This character Anastasia Steele is presented as an awkward, insecure klutz who “doesn’t fit in” anywhere – as per usual (read: Bella Swan of Twilight). Of course, she meets this charming, immaculate, wealthy man who the reader knows is immediately smitten with her – though the protagonist herself is naturally clueless (read: Edward Cullen of Twilight). To top it off, the entire story is set in and around Seattle, Washington (need I say it – read: Forks, Washington of Twilight).
Of course, it is at this point that I decide to Google more information about this book – and what should I discover? The book was originally a fan fiction piece based off of Twilight. That explained so much. Having learned that it was an acknowledged semi-copy, I decided to try to get past my dislike (I just really cannot stand Bella in the Twilight series) and continue the story.
I don’t want to give away too much of this book, for those who haven’t yet read it, but let me just say that this book – the underlying plot – has so much potential for a good, heartbreaking story about a man who, because he was a victim of child abuse, doesn’t know how to love people the “right” way. However, paired as it was with this very visually descriptive BDSM story-line (if you don’t know what BDSM is, I could suggest you Google it, but use caution on the links that you click; stick with Wikipedia or something known), that superior story-line is easily lost in the shuffle.
I do have to say that I did like the use of e-mails as the method for handling what would have otherwise been several awkward – for both the readers and the characters – conversations, particularly pertaining to Ana’s feelings towards BDSM and the rules therein. It was also one of the few scenes I found amusing, due to their witty, bantering exchanges.
As for the writing style in general, as I mentioned, it is very Twilight-esque, and there are several phrases and points that get repetitive to the point of being obnoxious (such as Ana’s “hot, distracting” lip-biting habit, and her shy, timid mannerisms that are also just so “hot” – again fitting with the role of the weak female protagonist). Then again, the book being what it is, I suppose that’s to be expected?
Somehow, at the same time, you get a crash-course in SAT vocabulary. That is, of course, provided that they would want you to know the definition of words like lascivious, concupiscent, and salacious. Often, these SAT vocabulary words seemed unnecessary, as though E.L. James got tired of using the same words to reference sex, and so utilized the “synonyms” option in Microsoft Word. Of course, Ana makes a joke to that extent at one point, asking Christian Grey if he’d been “playing with the thesaurus again,” to which he responds: “you know me so well, Miss Steele.”
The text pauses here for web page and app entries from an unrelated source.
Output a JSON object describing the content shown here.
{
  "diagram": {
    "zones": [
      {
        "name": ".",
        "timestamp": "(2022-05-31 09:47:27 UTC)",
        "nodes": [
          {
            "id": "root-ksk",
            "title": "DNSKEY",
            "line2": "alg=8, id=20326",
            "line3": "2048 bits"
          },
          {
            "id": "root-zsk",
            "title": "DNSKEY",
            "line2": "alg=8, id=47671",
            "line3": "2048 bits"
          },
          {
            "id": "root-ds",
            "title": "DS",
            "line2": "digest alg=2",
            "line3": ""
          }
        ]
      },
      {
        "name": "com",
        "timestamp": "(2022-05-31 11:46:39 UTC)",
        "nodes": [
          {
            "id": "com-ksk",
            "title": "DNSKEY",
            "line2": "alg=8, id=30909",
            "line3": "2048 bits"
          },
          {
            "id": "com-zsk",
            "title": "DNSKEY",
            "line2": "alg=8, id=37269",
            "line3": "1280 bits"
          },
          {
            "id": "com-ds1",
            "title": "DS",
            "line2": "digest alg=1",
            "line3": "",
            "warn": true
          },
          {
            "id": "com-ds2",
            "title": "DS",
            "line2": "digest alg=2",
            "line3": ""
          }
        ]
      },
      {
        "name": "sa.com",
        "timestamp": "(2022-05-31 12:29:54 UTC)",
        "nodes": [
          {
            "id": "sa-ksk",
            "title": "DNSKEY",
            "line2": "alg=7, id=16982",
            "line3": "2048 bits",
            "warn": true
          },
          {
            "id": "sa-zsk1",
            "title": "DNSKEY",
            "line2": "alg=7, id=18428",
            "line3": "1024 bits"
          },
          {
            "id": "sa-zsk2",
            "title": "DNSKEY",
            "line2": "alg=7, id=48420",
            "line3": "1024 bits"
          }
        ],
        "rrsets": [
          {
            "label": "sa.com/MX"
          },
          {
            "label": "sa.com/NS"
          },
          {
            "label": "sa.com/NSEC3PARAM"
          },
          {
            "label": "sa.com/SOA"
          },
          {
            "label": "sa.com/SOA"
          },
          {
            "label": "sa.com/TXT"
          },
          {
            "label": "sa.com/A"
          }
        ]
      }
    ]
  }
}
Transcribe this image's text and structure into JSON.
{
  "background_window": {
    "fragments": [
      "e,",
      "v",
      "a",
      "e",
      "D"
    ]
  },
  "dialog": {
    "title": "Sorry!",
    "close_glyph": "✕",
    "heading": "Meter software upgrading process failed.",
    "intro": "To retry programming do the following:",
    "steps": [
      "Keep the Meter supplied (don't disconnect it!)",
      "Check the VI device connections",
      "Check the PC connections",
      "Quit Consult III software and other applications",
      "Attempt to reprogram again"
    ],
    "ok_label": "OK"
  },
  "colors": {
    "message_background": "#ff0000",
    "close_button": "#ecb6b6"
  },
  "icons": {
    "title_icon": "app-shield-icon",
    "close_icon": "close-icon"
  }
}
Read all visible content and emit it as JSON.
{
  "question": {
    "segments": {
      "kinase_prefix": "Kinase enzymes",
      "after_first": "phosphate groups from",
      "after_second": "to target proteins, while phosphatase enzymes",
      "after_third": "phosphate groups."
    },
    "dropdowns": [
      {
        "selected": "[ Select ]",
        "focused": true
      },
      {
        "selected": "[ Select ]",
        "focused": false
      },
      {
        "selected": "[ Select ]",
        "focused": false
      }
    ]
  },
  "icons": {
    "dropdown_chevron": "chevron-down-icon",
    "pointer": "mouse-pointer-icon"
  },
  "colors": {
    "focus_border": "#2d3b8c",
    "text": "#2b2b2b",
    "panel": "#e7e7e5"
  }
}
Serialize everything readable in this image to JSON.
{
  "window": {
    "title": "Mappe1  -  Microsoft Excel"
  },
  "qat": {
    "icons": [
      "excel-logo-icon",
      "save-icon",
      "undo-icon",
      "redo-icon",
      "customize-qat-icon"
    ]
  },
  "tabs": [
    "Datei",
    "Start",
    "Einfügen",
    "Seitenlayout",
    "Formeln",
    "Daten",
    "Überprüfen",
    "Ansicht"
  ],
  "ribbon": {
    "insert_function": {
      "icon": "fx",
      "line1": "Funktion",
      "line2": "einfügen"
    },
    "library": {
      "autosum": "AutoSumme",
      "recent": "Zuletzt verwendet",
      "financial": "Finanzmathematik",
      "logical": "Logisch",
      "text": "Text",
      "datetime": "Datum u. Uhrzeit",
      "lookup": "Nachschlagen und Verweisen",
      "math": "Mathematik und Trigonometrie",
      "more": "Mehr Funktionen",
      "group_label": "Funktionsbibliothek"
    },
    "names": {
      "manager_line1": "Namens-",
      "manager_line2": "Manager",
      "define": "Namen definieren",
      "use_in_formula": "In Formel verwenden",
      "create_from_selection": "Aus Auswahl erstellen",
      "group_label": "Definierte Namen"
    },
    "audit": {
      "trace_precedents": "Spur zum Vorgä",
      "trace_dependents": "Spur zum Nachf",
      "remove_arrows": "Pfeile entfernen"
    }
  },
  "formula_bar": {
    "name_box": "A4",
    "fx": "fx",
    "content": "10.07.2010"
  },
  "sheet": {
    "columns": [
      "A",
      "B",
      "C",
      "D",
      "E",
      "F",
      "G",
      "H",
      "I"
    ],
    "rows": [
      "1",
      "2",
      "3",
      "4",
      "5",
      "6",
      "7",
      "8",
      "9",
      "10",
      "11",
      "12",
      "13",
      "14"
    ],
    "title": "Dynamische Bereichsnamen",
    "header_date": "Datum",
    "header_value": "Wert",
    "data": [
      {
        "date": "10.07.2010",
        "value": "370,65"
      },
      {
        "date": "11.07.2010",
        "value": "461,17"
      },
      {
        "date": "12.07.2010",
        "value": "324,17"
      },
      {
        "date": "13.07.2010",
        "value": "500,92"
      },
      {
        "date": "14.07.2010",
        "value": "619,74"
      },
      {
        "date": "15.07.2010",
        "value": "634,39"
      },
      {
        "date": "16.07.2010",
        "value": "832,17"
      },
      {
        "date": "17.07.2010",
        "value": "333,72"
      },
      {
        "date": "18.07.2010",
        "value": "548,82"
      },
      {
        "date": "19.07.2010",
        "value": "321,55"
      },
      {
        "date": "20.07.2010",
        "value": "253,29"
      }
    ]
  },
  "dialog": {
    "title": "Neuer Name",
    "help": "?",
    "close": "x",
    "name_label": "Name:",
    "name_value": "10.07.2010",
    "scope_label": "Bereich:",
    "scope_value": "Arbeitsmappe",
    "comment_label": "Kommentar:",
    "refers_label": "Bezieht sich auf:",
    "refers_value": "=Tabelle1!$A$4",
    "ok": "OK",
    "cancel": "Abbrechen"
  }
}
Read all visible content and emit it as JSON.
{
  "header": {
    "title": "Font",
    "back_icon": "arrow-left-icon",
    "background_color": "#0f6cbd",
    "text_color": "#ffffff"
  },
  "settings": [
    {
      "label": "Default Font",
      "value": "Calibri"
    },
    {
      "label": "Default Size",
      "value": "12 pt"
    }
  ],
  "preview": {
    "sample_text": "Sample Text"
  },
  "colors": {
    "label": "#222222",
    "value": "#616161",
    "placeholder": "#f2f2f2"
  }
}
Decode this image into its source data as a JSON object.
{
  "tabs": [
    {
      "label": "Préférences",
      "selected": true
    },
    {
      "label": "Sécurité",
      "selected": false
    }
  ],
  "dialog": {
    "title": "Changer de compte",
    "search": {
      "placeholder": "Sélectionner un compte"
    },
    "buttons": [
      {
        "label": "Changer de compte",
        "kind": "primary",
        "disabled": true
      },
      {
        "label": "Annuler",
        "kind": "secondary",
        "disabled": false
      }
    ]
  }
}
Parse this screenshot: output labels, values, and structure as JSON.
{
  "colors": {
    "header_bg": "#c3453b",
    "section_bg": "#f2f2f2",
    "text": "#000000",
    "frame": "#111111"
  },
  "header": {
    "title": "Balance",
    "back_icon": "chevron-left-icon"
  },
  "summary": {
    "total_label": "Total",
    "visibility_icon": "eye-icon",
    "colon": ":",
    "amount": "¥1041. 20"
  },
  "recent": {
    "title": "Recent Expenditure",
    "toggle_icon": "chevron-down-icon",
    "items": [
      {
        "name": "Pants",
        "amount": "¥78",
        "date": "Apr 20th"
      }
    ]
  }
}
Overall, I’m glad that I read it because I was very curious about the hype, though it’s not a book I’ll recommend. I wish that the story had focused more on the psychological problems of Christian Grey and less on the BDSM – but that’s just my preference. It wasn’t my first experience with the BDSM genre – though that genre in general is not my thing – however, I do feel that, if that is your thing, there are other more well-written BDSM books than Fifty Shades of Grey, though none as popular as this book is right now.
Now, in related news, movie rights to this book have already been acquired (by Universal and Focus Features), and of course, the main topic of conversation is which actor they are going to get to play the “fifty shades of messed up” man known as Christian Grey? I’ve heard some say that Twilight’s Kristen Stewart and Robert Pattinson are willing to take on the role (personally, I can’t see that pairing – even though the book was essentially based on them and their characters).
In addition, Ian Somerhalder (of The Vampire Diaries) voiced interest in this role during his interview with Ryan Seacrest, and Alexander Skarsgard (of True Blood) did the same in an interview with Access Hollywood. Of course, there is a strong advocacy out there for Matt Bomer (White Collar) and Paul Wesley (The Vampire Diaries) to audition for the role as well.
Who would you like to see for these roles? Is there anyone you can particularly imagine playing either Ana or Christian – or would you rather more unknown actors take it on? Tell us what you think about this book, the movie, or possible casting decisions in the comments.